As a result, it’s important to know all of the options that are out there, as well as the benefits and drawbacks of each.

Mortgage brokers do not work for lenders; instead, they act as a middleman between you and the lender, assisting you in comparing the services of several lenders and negotiating the best rate for you.

Sometimes, they get paid by the borrower (you) for their help in looking for a mortgage and speeding up the process of getting a loan. They are more often paid by the lender in exchange for driving business to that lender.

Making a sale is how they get compensated, just like loan officers.

Again, a little information and comparative shopping will certainly come in handy.

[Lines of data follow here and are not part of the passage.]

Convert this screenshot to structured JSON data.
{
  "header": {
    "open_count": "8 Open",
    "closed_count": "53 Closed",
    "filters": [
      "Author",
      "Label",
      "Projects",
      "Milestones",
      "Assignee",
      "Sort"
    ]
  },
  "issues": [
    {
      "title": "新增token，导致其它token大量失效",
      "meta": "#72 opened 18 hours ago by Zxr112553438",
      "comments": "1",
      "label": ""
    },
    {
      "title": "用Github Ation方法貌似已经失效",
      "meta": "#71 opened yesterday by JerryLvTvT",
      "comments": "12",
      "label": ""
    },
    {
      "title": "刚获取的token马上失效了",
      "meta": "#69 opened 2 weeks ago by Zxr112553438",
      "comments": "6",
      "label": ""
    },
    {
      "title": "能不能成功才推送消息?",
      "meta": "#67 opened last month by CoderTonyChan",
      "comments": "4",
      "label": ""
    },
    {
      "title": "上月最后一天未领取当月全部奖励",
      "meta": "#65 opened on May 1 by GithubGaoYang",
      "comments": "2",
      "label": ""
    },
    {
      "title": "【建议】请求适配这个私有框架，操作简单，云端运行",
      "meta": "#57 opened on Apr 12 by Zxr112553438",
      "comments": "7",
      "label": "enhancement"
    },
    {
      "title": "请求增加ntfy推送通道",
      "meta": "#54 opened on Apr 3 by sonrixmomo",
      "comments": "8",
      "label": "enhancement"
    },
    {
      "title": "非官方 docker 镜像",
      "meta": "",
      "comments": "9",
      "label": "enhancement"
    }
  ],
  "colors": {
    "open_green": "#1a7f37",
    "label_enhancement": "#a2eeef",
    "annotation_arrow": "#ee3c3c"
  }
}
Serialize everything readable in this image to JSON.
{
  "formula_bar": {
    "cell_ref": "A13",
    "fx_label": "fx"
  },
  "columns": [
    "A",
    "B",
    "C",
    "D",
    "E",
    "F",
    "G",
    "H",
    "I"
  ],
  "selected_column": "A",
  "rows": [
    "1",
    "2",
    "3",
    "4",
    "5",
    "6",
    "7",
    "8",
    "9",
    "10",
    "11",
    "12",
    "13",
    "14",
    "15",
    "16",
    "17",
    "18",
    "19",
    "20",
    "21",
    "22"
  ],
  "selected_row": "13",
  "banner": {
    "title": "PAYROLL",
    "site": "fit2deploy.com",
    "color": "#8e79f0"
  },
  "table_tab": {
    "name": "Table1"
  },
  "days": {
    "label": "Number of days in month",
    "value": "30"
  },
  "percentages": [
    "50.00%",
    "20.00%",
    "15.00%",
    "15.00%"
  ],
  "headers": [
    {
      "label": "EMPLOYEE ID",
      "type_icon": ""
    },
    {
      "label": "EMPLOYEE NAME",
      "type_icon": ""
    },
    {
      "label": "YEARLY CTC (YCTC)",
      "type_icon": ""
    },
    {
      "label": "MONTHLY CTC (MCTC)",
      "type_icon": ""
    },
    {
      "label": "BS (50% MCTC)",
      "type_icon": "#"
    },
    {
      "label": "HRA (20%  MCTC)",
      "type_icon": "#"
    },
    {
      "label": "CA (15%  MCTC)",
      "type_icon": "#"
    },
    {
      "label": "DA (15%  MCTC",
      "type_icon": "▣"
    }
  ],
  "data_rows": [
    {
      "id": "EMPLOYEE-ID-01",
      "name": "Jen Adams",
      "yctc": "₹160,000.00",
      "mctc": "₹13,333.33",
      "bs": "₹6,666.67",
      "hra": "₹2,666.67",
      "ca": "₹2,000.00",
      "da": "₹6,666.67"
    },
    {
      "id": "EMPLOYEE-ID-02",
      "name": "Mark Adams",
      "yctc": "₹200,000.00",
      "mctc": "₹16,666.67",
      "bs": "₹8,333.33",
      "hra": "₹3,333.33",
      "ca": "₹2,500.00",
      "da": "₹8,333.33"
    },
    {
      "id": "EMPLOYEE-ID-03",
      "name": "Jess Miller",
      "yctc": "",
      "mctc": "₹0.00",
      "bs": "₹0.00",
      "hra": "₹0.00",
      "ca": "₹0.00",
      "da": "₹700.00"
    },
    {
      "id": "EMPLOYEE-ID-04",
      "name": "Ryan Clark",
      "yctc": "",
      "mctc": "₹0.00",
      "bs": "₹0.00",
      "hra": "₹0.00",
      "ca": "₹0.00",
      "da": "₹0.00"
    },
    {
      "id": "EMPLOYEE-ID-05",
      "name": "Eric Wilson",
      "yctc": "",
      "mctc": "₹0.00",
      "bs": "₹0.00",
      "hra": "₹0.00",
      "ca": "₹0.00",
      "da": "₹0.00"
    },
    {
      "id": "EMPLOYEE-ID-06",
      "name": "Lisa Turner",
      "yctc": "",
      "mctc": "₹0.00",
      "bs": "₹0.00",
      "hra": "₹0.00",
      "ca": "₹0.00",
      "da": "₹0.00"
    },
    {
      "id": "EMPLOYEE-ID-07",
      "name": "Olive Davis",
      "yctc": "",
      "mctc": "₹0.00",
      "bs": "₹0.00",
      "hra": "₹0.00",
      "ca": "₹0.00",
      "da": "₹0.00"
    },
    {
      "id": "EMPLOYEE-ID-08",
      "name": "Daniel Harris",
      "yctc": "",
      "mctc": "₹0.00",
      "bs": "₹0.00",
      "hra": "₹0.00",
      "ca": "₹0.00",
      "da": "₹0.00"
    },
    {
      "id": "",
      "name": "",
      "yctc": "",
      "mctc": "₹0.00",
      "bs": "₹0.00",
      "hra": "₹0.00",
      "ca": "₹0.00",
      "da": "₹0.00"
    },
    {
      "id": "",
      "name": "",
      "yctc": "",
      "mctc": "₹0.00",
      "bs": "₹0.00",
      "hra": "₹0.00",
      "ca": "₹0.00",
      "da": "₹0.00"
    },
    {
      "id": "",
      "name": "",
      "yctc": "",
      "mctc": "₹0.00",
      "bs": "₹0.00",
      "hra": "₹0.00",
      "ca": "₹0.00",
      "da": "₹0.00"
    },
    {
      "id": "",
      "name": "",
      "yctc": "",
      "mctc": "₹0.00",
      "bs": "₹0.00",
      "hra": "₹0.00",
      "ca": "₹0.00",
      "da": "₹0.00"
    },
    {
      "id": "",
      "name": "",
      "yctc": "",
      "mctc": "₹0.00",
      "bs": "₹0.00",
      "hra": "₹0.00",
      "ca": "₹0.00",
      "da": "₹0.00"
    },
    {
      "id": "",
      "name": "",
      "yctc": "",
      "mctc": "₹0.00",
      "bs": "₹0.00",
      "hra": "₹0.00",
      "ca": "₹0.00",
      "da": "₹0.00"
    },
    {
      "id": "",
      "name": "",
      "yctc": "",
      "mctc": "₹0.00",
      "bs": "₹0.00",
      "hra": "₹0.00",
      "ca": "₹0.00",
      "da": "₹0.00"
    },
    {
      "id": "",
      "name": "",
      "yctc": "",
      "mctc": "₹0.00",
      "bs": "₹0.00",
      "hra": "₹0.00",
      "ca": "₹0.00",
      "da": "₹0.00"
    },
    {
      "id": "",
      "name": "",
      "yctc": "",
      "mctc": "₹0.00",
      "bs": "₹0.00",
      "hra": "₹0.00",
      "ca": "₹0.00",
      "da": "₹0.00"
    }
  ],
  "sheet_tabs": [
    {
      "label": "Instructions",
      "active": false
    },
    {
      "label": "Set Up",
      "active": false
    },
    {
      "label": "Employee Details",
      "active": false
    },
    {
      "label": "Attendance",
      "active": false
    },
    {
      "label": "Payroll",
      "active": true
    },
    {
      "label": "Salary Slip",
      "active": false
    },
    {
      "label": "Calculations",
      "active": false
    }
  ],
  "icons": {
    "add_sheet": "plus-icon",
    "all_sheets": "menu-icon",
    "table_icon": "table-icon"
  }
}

There are now various online tools available to assist you in minimizing broker costs, just as there are for many other traditional financial services.

Over the course of your mortgage, a modest difference in your interest rate might add up to significant savings.

Mortgage Lenders’ Cost Comparison

Costs and services are the most important factors to consider when choosing a mortgage lender.

Understanding the details of your loan—the amount of your monthly payment, the number of years until it’s paid off, the interest rate, fees, and whether or not you’ll be charged a penalty if you pay it off early—will give you a better idea of the costs.

People who want to buy a house will be able to make a fair comparison after talking to a lender or a mortgage broker and looking at the lender’s good faith estimate (GFE).

The “good faith estimate” is a legally required document that protects borrowers by requiring lenders to offer standardized disclosure of all loan charges.

This written estimate shows you how much money you’ll have to pay at the end of the loan process, including all points, processing fees, legal fees, and filing and closing costs.

While the law does not specify how much each lender must charge for the various services it provides, the good faith estimate is a useful tool for comparison shopping.

Legal fees may be higher and filing fees may be lower depending on the loan source.

Another may have a higher interest rate but charge fewer overall expenses.

A mortgage calculator is a useful tool for budgeting these expenses.

A careful look at the good faith estimates of the lenders can help you find the best deal.

Over the course of your mortgage, a modest difference in your interest rate might add up to significant savings.

Service Comparison of Mortgage Lenders

On the customer service side, getting your questions answered in a fast and accurate manner is critical.

Obtaining a loan necessitates a substantial quantity of documentation as well as the collection and dissemination of personal information.

Having a single, dependable point of contact for all of your inquiries can mean the difference between a smooth, simple procedure and a difficult one.

Another key factor to consider is whether or not the loan will be ready in time for your closing.

Final documentation is frequently unavailable until days—or even hours—before the closing, making it difficult to coordinate the schedules of the many parties engaged in the transaction.

A reputable lender will help you stay on track and on time, as well as make you feel more at ease.

Getting the information you needed to refinance used to be a time-consuming procedure that required multiple trips to multiple lenders or hours on the phone.

While traditional choices remain available, technological advancements have made the process considerably simpler.

By going online, you can find handy ways to compare lenders and learn about the variety of interest rates available for the loan you’re looking for.

Final Thoughts

Refinancing your mortgage can be a financial blessing under the appropriate conditions, allowing you to save more money.

However, before you start the process, you need to know everything there is to know about refinancing to make sure it’s right for your situation.

Choosing whether to utilize a loan officer or a mortgage broker, picking a lender, calculating fees, and determining who would provide the greatest service are all steps in this process.

Fortunately, today’s online resources make the work much easier than it was previously.

So take command of the situation and see how much money you can save.